> Exercise requirements: Go through the data and copy every line in which "History" appears.

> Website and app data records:
================

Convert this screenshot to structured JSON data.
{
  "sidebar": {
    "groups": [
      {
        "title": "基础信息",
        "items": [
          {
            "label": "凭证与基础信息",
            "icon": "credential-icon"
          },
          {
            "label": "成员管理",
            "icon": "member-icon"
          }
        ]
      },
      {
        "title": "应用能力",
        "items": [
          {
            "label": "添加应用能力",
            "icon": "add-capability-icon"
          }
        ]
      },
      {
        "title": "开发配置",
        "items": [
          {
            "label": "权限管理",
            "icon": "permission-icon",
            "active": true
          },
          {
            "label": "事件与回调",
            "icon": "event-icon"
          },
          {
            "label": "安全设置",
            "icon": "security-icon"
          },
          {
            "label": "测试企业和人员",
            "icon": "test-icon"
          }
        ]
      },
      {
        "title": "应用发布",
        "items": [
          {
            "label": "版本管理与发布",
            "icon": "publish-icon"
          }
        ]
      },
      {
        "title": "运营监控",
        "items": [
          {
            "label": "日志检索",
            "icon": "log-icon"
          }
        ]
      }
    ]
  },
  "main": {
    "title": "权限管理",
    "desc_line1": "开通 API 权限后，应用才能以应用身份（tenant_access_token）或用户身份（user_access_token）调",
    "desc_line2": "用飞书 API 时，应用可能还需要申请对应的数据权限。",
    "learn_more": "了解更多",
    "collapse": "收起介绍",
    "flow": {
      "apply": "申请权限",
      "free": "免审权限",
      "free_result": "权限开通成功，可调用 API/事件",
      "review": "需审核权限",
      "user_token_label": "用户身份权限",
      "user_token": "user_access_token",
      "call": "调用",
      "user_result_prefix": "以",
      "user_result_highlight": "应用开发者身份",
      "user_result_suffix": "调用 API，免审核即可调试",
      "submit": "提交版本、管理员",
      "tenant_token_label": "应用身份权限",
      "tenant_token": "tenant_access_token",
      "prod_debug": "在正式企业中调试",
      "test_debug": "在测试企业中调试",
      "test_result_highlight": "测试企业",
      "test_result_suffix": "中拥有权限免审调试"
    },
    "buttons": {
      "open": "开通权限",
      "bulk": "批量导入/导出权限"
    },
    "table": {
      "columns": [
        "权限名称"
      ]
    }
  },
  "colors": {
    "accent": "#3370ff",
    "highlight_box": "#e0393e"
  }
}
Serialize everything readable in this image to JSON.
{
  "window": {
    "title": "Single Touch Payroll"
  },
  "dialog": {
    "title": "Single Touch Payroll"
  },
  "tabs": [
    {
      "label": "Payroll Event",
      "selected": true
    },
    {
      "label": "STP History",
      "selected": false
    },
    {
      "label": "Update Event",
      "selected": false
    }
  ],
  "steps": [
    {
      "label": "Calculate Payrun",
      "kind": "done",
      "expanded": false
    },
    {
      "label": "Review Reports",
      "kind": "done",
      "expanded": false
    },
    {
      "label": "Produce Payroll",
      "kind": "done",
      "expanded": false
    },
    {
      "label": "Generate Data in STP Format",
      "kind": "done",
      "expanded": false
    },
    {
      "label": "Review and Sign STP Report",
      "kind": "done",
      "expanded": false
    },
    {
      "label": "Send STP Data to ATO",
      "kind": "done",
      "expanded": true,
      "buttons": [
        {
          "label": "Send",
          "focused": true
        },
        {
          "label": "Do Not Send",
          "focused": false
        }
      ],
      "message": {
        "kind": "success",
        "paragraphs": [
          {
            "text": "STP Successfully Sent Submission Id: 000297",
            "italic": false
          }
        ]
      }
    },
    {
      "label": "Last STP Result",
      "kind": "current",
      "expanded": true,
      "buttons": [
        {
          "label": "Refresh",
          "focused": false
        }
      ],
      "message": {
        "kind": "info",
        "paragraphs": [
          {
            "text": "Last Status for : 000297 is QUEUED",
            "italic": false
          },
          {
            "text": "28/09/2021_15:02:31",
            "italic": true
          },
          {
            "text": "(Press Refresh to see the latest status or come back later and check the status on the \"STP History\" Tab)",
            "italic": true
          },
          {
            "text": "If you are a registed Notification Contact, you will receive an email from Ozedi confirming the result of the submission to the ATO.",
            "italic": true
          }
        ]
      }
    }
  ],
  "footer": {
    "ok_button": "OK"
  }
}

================

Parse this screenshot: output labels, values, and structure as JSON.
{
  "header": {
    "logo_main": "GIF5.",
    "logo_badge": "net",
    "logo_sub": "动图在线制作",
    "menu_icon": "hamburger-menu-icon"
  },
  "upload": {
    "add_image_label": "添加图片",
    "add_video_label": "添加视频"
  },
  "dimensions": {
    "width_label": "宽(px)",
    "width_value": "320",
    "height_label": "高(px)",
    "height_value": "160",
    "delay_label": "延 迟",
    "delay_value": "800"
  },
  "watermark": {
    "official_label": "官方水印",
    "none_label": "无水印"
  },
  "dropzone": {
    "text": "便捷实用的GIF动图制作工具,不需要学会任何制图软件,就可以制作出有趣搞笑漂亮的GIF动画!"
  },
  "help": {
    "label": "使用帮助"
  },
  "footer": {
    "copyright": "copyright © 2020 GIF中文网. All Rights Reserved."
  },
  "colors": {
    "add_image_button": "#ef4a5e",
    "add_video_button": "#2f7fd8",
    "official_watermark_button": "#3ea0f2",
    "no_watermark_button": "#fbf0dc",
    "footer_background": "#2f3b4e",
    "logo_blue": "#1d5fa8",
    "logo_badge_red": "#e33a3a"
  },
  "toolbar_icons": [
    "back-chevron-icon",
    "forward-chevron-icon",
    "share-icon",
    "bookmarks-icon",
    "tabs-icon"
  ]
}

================

> Written answer:
      "label": "STP History",
            "text": "(Press Refresh to see the latest status or come back later and check the status on the \"STP History\" Tab)",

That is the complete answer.